Authorities of Palo Pinto, a town not far from Strawn, required 400 residents to leave the city on Tuesday evening. More than 1,500 local, state and national firefighters have been gathered to control the huge blazes.
As of Wednesday, April 20, 2011, six specially equipped U.S. military planes flew 32 missions in Texas to drop 90,000 gallons (340,000 liters) of retardant.
A running wildfire threatened a home on April 19, 2011 in Strawn, Texas
Four foundation pillars are all that remain standing from a home destroyed by the wildfire in Strawn, Texas on April 19
A firefighter walks across a patio when a wildfire burns in the background at a home in Strawn, Texas on April 19
Emergency crews drop fire retardant on a wildfire on April 19 in Strawn, Texas
The dome of the Hobby-Eberly Telescope at McDonald Observatory stands close to burning mountains when the Texas wildfires spread near the state capital of Austin on April 18, 2011
A bull tries to escape from a burning field in Graford, Texas on April 19. Many residents in the town of San Angelo have to pack horses into trailers and take them to the local rodeo stadium for safety
A wooden owl standing guard is posed next to firefighter Craig Howard when he shouts at arriving reinforcements at a home near Possum Kingdom that was threatened by the raging Texas wildfires on April 19

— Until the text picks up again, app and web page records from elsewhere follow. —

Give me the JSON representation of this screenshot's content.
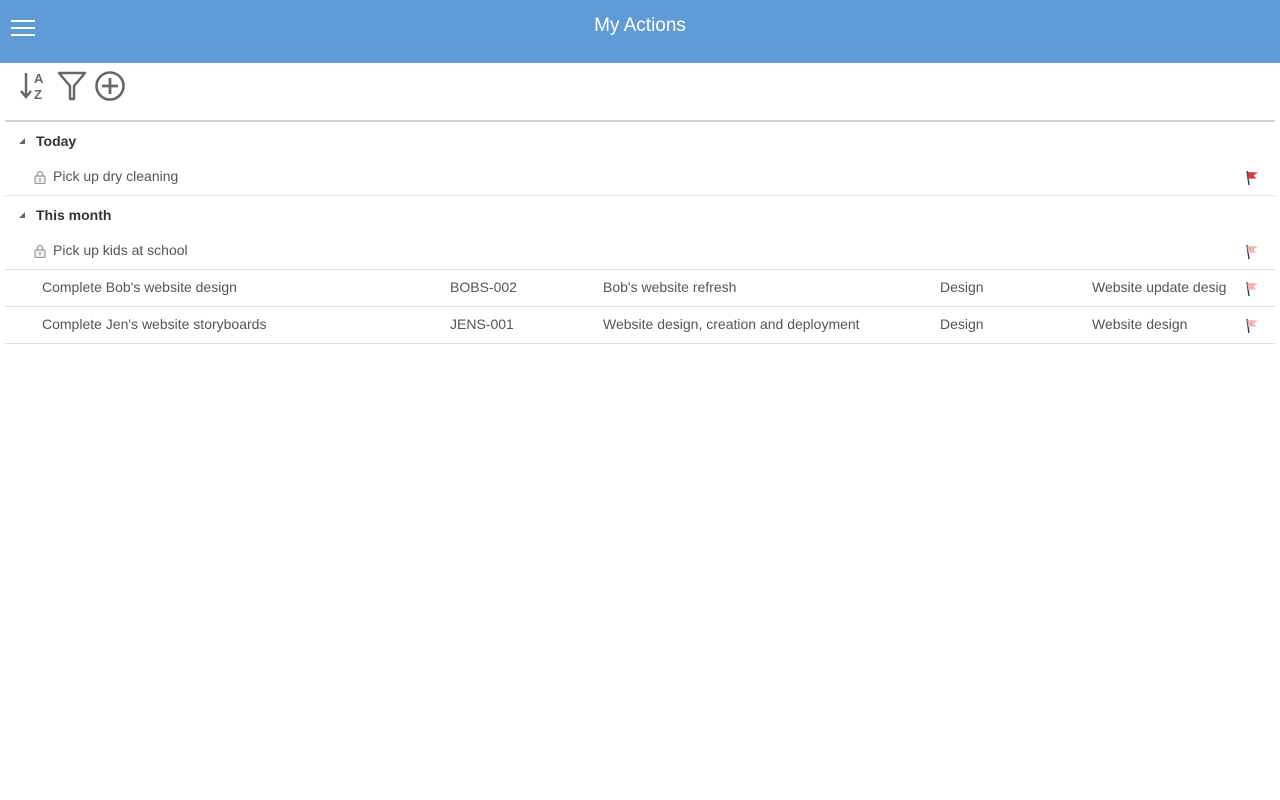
{
  "header": {
    "title": "My Actions",
    "menu_icon": "hamburger-menu-icon",
    "bar_color": "#5f9bd6"
  },
  "toolbar": {
    "sort_icon": "sort-az-icon",
    "filter_icon": "filter-icon",
    "add_icon": "add-circle-icon"
  },
  "groups": [
    {
      "label": "Today",
      "rows": [
        {
          "title": "Pick up dry cleaning",
          "flag": "red"
        }
      ]
    },
    {
      "label": "This month",
      "rows": [
        {
          "title": "Pick up kids at school",
          "flag": "pale"
        },
        {
          "title": "Complete Bob's website design",
          "code": "BOBS-002",
          "project": "Bob's website refresh",
          "category": "Design",
          "task": "Website update desig",
          "flag": "pale"
        },
        {
          "title": "Complete Jen's website storyboards",
          "code": "JENS-001",
          "project": "Website design, creation and deployment",
          "category": "Design",
          "task": "Website design",
          "flag": "pale"
        }
      ]
    }
  ],
  "flag_colors": {
    "red": "#d9383a",
    "pale": "#f2b3b3",
    "pole": "#2b3a7a"
  }
}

A thick and black smoke covers a dirt road near Possum Kingdom when Texas’s widespread wildfires continue to break out on April 19, 2011. The National Weather Service said that a cold front should soon move over the state, bringing a 30 percent chance of rain to help water the huge blazes